**How to complete this task**
Within the material below, count each line holding the string "background" and return the total alone.

-------- Entries shown --------

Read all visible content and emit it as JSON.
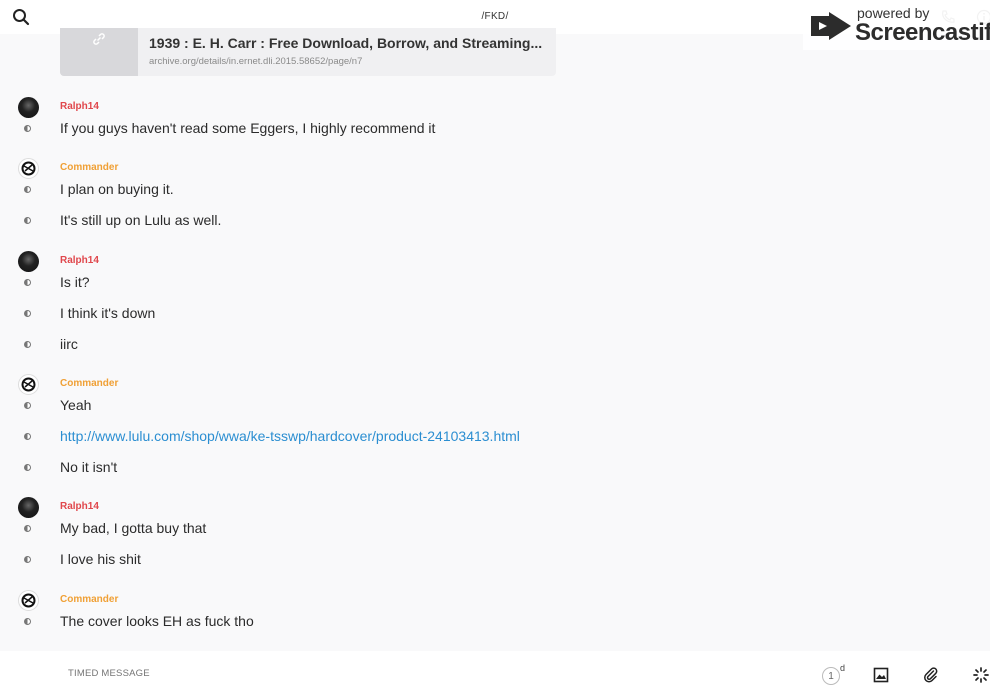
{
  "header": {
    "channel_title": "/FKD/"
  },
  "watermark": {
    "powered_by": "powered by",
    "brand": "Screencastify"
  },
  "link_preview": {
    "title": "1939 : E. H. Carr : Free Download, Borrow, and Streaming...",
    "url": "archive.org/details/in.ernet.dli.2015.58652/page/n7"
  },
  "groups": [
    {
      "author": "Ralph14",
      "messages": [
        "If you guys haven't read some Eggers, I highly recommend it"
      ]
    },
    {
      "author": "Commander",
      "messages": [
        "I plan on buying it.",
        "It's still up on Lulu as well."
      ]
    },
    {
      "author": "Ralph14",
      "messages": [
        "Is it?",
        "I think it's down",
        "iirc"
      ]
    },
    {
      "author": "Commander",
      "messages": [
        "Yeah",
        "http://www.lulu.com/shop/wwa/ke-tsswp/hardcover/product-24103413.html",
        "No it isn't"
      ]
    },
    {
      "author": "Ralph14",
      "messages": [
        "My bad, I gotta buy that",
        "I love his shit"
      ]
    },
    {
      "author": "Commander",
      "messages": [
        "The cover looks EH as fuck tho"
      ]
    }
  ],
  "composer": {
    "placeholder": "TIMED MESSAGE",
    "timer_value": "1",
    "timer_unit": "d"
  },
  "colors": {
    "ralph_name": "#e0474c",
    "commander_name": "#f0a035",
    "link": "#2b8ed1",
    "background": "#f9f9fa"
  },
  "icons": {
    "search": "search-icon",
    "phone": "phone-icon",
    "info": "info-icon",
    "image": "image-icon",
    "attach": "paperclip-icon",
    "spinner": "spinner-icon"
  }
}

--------
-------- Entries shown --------

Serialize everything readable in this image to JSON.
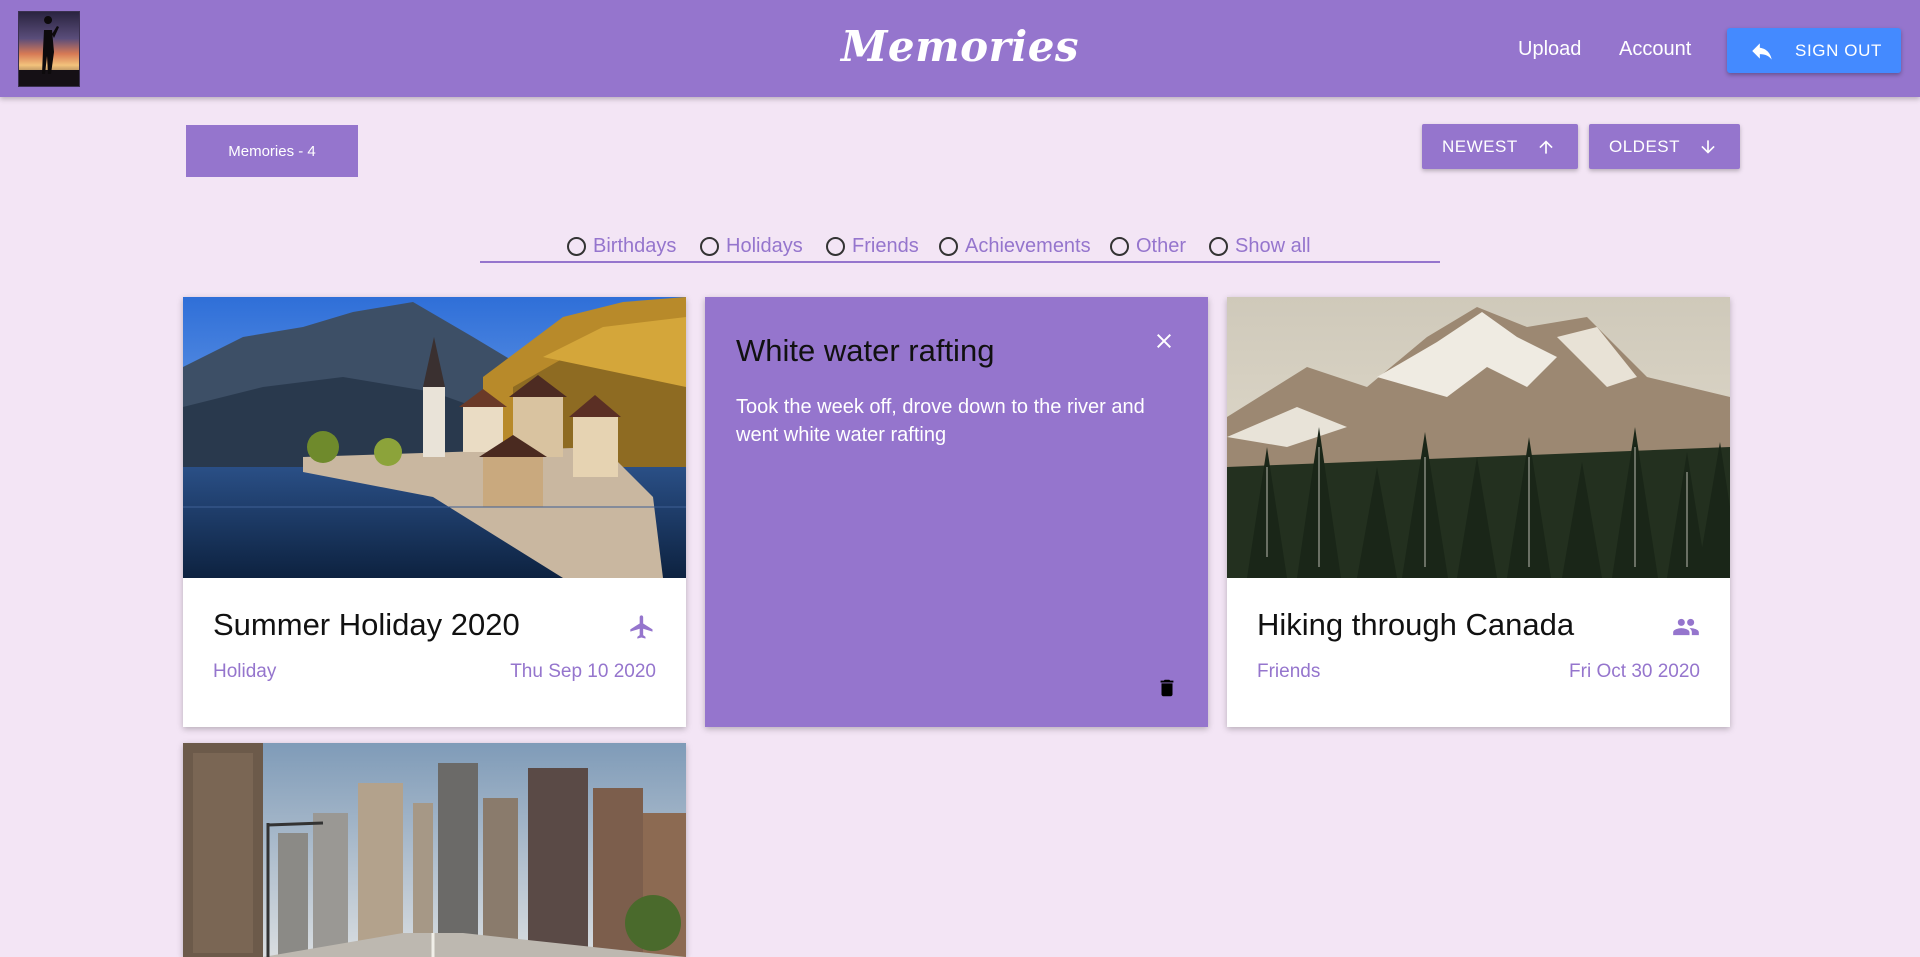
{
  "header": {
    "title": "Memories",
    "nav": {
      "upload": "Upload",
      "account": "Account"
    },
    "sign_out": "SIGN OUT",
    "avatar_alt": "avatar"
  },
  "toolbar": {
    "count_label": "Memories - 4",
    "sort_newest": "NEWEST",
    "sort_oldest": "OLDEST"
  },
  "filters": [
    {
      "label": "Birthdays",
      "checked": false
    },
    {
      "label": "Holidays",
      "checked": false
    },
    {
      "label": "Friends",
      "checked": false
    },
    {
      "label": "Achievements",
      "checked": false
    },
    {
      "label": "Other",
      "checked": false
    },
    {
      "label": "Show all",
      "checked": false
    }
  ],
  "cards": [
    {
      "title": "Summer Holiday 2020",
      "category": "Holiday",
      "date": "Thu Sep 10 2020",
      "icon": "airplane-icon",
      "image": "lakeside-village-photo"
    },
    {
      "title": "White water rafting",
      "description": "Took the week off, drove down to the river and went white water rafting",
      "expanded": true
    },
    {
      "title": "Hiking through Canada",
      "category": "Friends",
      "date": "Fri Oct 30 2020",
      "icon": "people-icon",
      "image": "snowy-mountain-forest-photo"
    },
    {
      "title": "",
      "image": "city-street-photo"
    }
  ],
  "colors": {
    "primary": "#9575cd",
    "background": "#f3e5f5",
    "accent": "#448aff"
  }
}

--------

**Exercise solution**
2